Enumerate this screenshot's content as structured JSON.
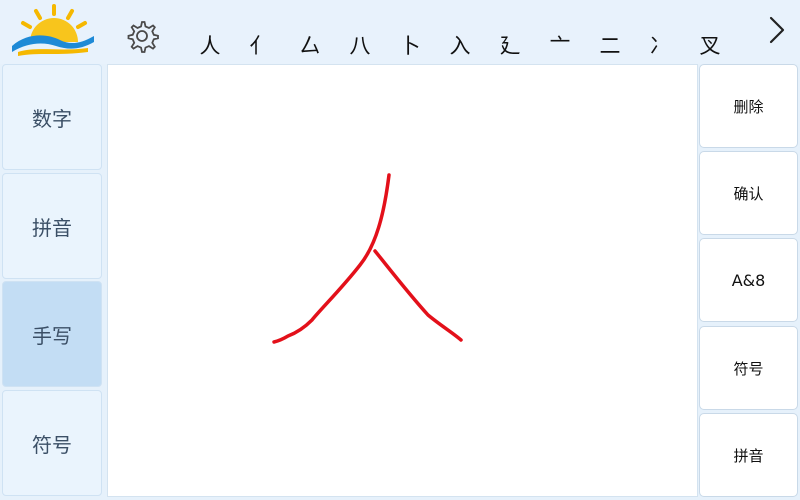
{
  "candidates": [
    "人",
    "亻",
    "厶",
    "八",
    "卜",
    "入",
    "廴",
    "亠",
    "二",
    "冫",
    "叉"
  ],
  "left_tabs": [
    "数字",
    "拼音",
    "手写",
    "符号"
  ],
  "active_tab": "手写",
  "right_buttons": [
    "删除",
    "确认",
    "A&8",
    "符号",
    "拼音"
  ],
  "colors": {
    "stroke": "#e3101a",
    "active_tab_bg": "#c3ddf4",
    "tab_bg": "#eaf4fd"
  },
  "icons": {
    "settings": "gear-icon",
    "more": "chevron-right-icon",
    "logo": "sun-logo-icon"
  }
}
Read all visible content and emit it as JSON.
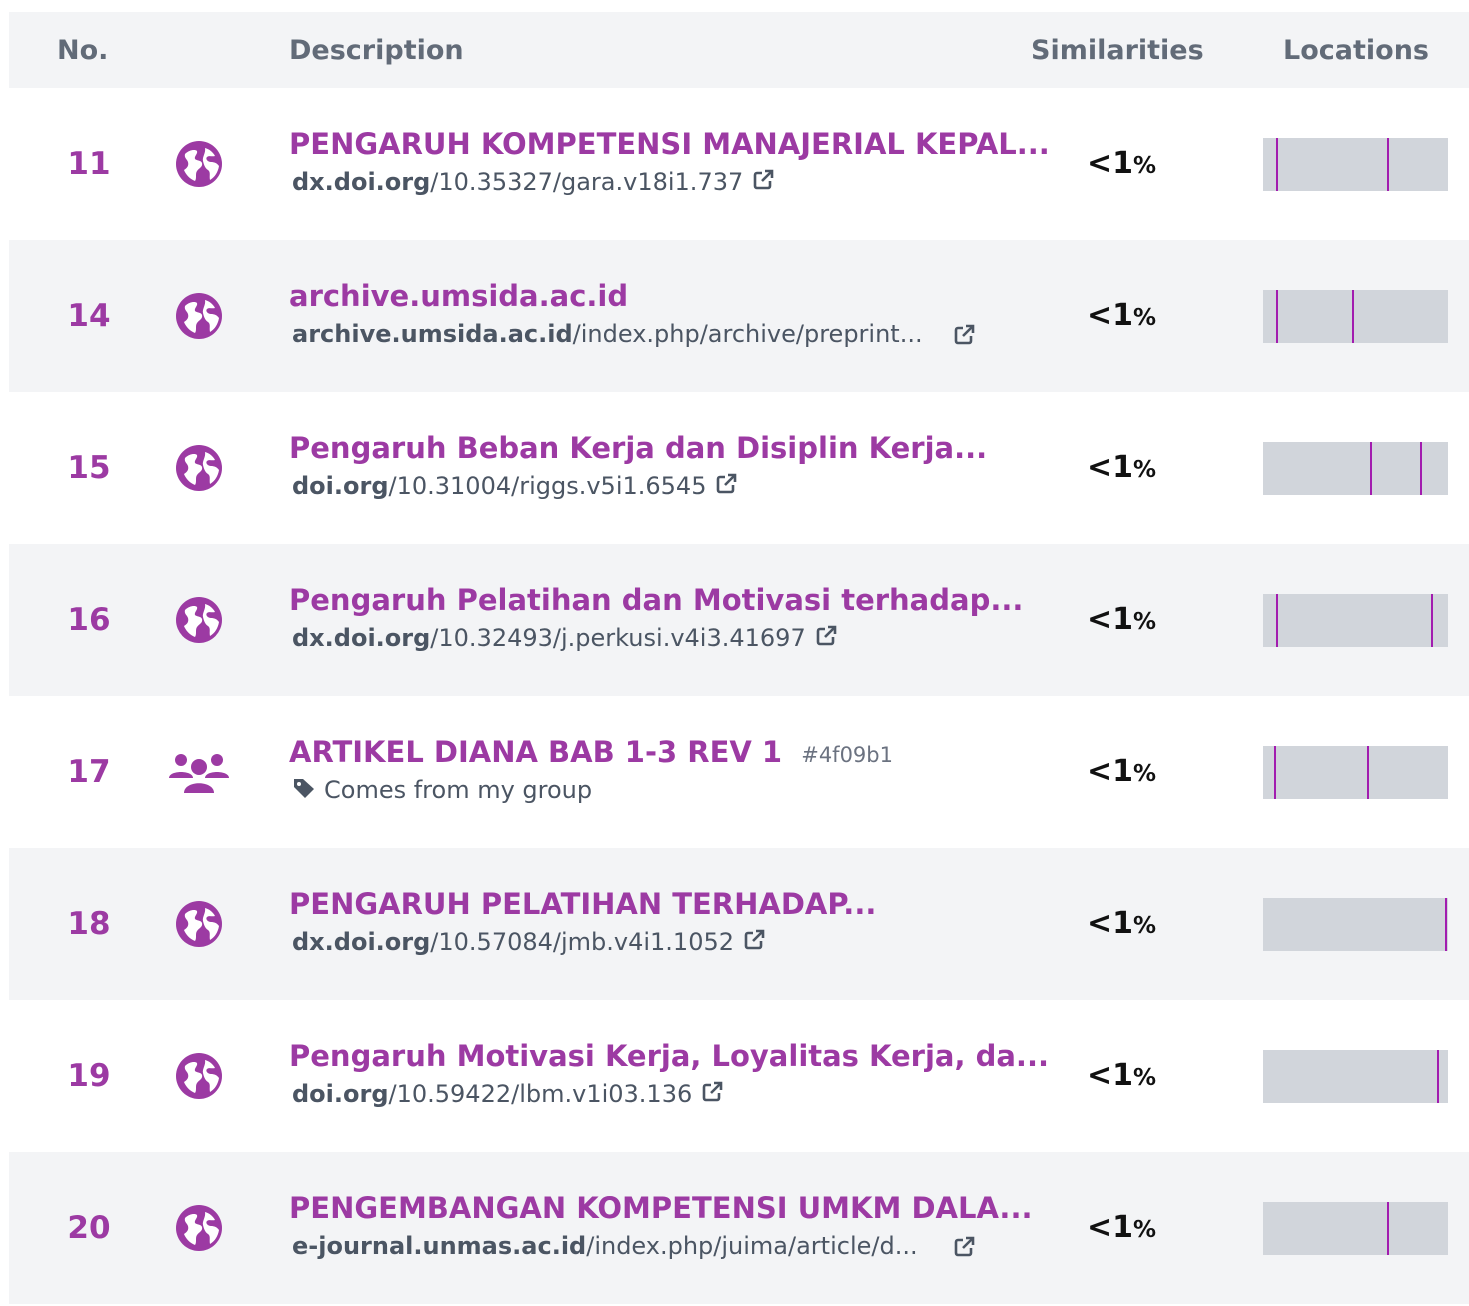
{
  "header": {
    "no": "No.",
    "description": "Description",
    "similarities": "Similarities",
    "locations": "Locations"
  },
  "colors": {
    "accent": "#9c3aa3",
    "row_alt": "#f3f4f6",
    "location_bar": "#d1d5db",
    "location_mark": "#a21caf"
  },
  "rows": [
    {
      "no": "11",
      "icon": "globe-icon",
      "title": "PENGARUH KOMPETENSI MANAJERIAL KEPAL...",
      "domain": "dx.doi.org",
      "path": "/10.35327/gara.v18i1.737",
      "sim": "<1",
      "pct": "%",
      "marks": [
        0.07,
        0.67
      ]
    },
    {
      "no": "14",
      "icon": "globe-icon",
      "title": "archive.umsida.ac.id",
      "domain": "archive.umsida.ac.id",
      "path": "/index.php/archive/preprint...",
      "sim": "<1",
      "pct": "%",
      "marks": [
        0.07,
        0.48
      ],
      "ext_far": true
    },
    {
      "no": "15",
      "icon": "globe-icon",
      "title": "Pengaruh Beban Kerja dan Disiplin Kerja...",
      "domain": "doi.org",
      "path": "/10.31004/riggs.v5i1.6545",
      "sim": "<1",
      "pct": "%",
      "marks": [
        0.58,
        0.85
      ]
    },
    {
      "no": "16",
      "icon": "globe-icon",
      "title": "Pengaruh Pelatihan dan Motivasi terhadap...",
      "domain": "dx.doi.org",
      "path": "/10.32493/j.perkusi.v4i3.41697",
      "sim": "<1",
      "pct": "%",
      "marks": [
        0.07,
        0.91
      ]
    },
    {
      "no": "17",
      "icon": "group-icon",
      "title": "ARTIKEL DIANA BAB 1-3 REV 1",
      "hash": "#4f09b1",
      "group_label": "Comes from my group",
      "sim": "<1",
      "pct": "%",
      "marks": [
        0.06,
        0.56
      ]
    },
    {
      "no": "18",
      "icon": "globe-icon",
      "title": "PENGARUH PELATIHAN TERHADAP...",
      "domain": "dx.doi.org",
      "path": "/10.57084/jmb.v4i1.1052",
      "sim": "<1",
      "pct": "%",
      "marks": [
        0.985
      ]
    },
    {
      "no": "19",
      "icon": "globe-icon",
      "title": "Pengaruh Motivasi Kerja, Loyalitas Kerja, da...",
      "domain": "doi.org",
      "path": "/10.59422/lbm.v1i03.136",
      "sim": "<1",
      "pct": "%",
      "marks": [
        0.94
      ]
    },
    {
      "no": "20",
      "icon": "globe-icon",
      "title": "PENGEMBANGAN KOMPETENSI UMKM DALA...",
      "domain": "e-journal.unmas.ac.id",
      "path": "/index.php/juima/article/d...",
      "sim": "<1",
      "pct": "%",
      "marks": [
        0.67
      ],
      "ext_far": true
    }
  ]
}
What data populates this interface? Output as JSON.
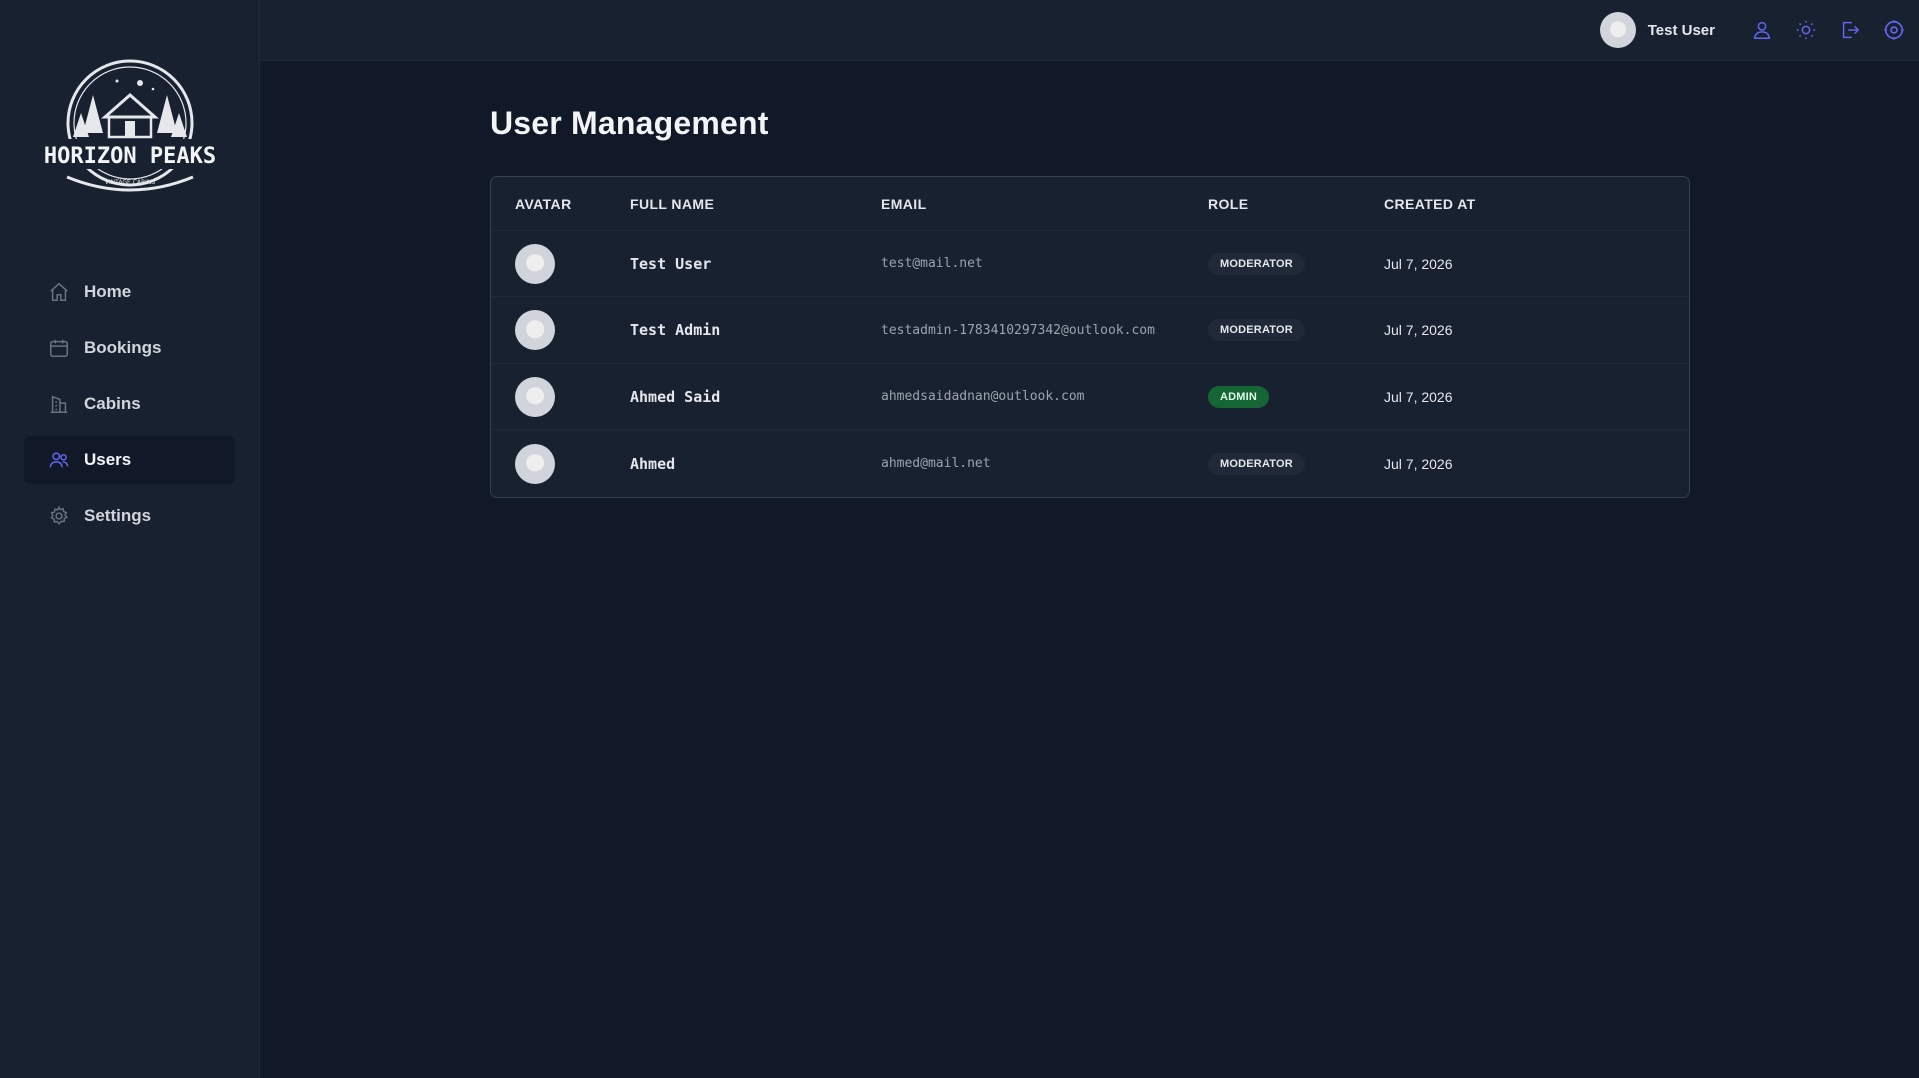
{
  "brand": {
    "name": "HORIZON PEAKS",
    "tagline": "VINTAGE CABINS"
  },
  "sidebar": {
    "items": [
      {
        "label": "Home",
        "icon": "home-icon",
        "active": false
      },
      {
        "label": "Bookings",
        "icon": "calendar-icon",
        "active": false
      },
      {
        "label": "Cabins",
        "icon": "building-icon",
        "active": false
      },
      {
        "label": "Users",
        "icon": "users-icon",
        "active": true
      },
      {
        "label": "Settings",
        "icon": "gear-icon",
        "active": false
      }
    ]
  },
  "topbar": {
    "user_name": "Test User",
    "icons": [
      "user-icon",
      "sun-icon",
      "logout-icon",
      "gear-icon"
    ]
  },
  "page": {
    "title": "User Management"
  },
  "table": {
    "columns": [
      "Avatar",
      "Full Name",
      "Email",
      "Role",
      "Created At"
    ],
    "rows": [
      {
        "full_name": "Test User",
        "email": "test@mail.net",
        "role": "MODERATOR",
        "created_at": "Jul 7, 2026"
      },
      {
        "full_name": "Test Admin",
        "email": "testadmin-1783410297342@outlook.com",
        "role": "MODERATOR",
        "created_at": "Jul 7, 2026"
      },
      {
        "full_name": "Ahmed Said",
        "email": "ahmedsaidadnan@outlook.com",
        "role": "ADMIN",
        "created_at": "Jul 7, 2026"
      },
      {
        "full_name": "Ahmed",
        "email": "ahmed@mail.net",
        "role": "MODERATOR",
        "created_at": "Jul 7, 2026"
      }
    ]
  },
  "colors": {
    "accent": "#6366f1",
    "admin_badge": "#166534",
    "background": "#111827",
    "panel": "#18212f"
  }
}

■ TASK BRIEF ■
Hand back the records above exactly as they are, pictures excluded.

■ FINAL ANSWER ■
Enumerate this screenshot's content as structured JSON.
{
  "candidates": [
    "人",
    "亻",
    "厶",
    "八",
    "卜",
    "入",
    "廴",
    "亠",
    "二",
    "冫",
    "叉"
  ],
  "left_tabs": [
    "数字",
    "拼音",
    "手写",
    "符号"
  ],
  "active_tab": "手写",
  "right_buttons": [
    "删除",
    "确认",
    "A&8",
    "符号",
    "拼音"
  ],
  "colors": {
    "stroke": "#e3101a",
    "active_tab_bg": "#c3ddf4",
    "tab_bg": "#eaf4fd"
  },
  "icons": {
    "settings": "gear-icon",
    "more": "chevron-right-icon",
    "logo": "sun-logo-icon"
  }
}
Read all visible content and emit it as JSON.
{
  "header": {
    "no": "No.",
    "description": "Description",
    "similarities": "Similarities",
    "locations": "Locations"
  },
  "colors": {
    "accent": "#9c3aa3",
    "row_alt": "#f3f4f6",
    "location_bar": "#d1d5db",
    "location_mark": "#a21caf"
  },
  "rows": [
    {
      "no": "11",
      "icon": "globe-icon",
      "title": "PENGARUH KOMPETENSI MANAJERIAL KEPAL...",
      "domain": "dx.doi.org",
      "path": "/10.35327/gara.v18i1.737",
      "sim": "<1",
      "pct": "%",
      "marks": [
        0.07,
        0.67
      ]
    },
    {
      "no": "14",
      "icon": "globe-icon",
      "title": "archive.umsida.ac.id",
      "domain": "archive.umsida.ac.id",
      "path": "/index.php/archive/preprint...",
      "sim": "<1",
      "pct": "%",
      "marks": [
        0.07,
        0.48
      ],
      "ext_far": true
    },
    {
      "no": "15",
      "icon": "globe-icon",
      "title": "Pengaruh Beban Kerja dan Disiplin Kerja...",
      "domain": "doi.org",
      "path": "/10.31004/riggs.v5i1.6545",
      "sim": "<1",
      "pct": "%",
      "marks": [
        0.58,
        0.85
      ]
    },
    {
      "no": "16",
      "icon": "globe-icon",
      "title": "Pengaruh Pelatihan dan Motivasi terhadap...",
      "domain": "dx.doi.org",
      "path": "/10.32493/j.perkusi.v4i3.41697",
      "sim": "<1",
      "pct": "%",
      "marks": [
        0.07,
        0.91
      ]
    },
    {
      "no": "17",
      "icon": "group-icon",
      "title": "ARTIKEL DIANA BAB 1-3 REV 1",
      "hash": "#4f09b1",
      "group_label": "Comes from my group",
      "sim": "<1",
      "pct": "%",
      "marks": [
        0.06,
        0.56
      ]
    },
    {
      "no": "18",
      "icon": "globe-icon",
      "title": "PENGARUH PELATIHAN TERHADAP...",
      "domain": "dx.doi.org",
      "path": "/10.57084/jmb.v4i1.1052",
      "sim": "<1",
      "pct": "%",
      "marks": [
        0.985
      ]
    },
    {
      "no": "19",
      "icon": "globe-icon",
      "title": "Pengaruh Motivasi Kerja, Loyalitas Kerja, da...",
      "domain": "doi.org",
      "path": "/10.59422/lbm.v1i03.136",
      "sim": "<1",
      "pct": "%",
      "marks": [
        0.94
      ]
    },
    {
      "no": "20",
      "icon": "globe-icon",
      "title": "PENGEMBANGAN KOMPETENSI UMKM DALA...",
      "domain": "e-journal.unmas.ac.id",
      "path": "/index.php/juima/article/d...",
      "sim": "<1",
      "pct": "%",
      "marks": [
        0.67
      ],
      "ext_far": true
    }
  ]
}
What data populates this interface? Output as JSON.
{
  "brand": {
    "name": "HORIZON PEAKS",
    "tagline": "VINTAGE CABINS"
  },
  "sidebar": {
    "items": [
      {
        "label": "Home",
        "icon": "home-icon",
        "active": false
      },
      {
        "label": "Bookings",
        "icon": "calendar-icon",
        "active": false
      },
      {
        "label": "Cabins",
        "icon": "building-icon",
        "active": false
      },
      {
        "label": "Users",
        "icon": "users-icon",
        "active": true
      },
      {
        "label": "Settings",
        "icon": "gear-icon",
        "active": false
      }
    ]
  },
  "topbar": {
    "user_name": "Test User",
    "icons": [
      "user-icon",
      "sun-icon",
      "logout-icon",
      "gear-icon"
    ]
  },
  "page": {
    "title": "User Management"
  },
  "table": {
    "columns": [
      "Avatar",
      "Full Name",
      "Email",
      "Role",
      "Created At"
    ],
    "rows": [
      {
        "full_name": "Test User",
        "email": "test@mail.net",
        "role": "MODERATOR",
        "created_at": "Jul 7, 2026"
      },
      {
        "full_name": "Test Admin",
        "email": "testadmin-1783410297342@outlook.com",
        "role": "MODERATOR",
        "created_at": "Jul 7, 2026"
      },
      {
        "full_name": "Ahmed Said",
        "email": "ahmedsaidadnan@outlook.com",
        "role": "ADMIN",
        "created_at": "Jul 7, 2026"
      },
      {
        "full_name": "Ahmed",
        "email": "ahmed@mail.net",
        "role": "MODERATOR",
        "created_at": "Jul 7, 2026"
      }
    ]
  },
  "colors": {
    "accent": "#6366f1",
    "admin_badge": "#166534",
    "background": "#111827",
    "panel": "#18212f"
  }
}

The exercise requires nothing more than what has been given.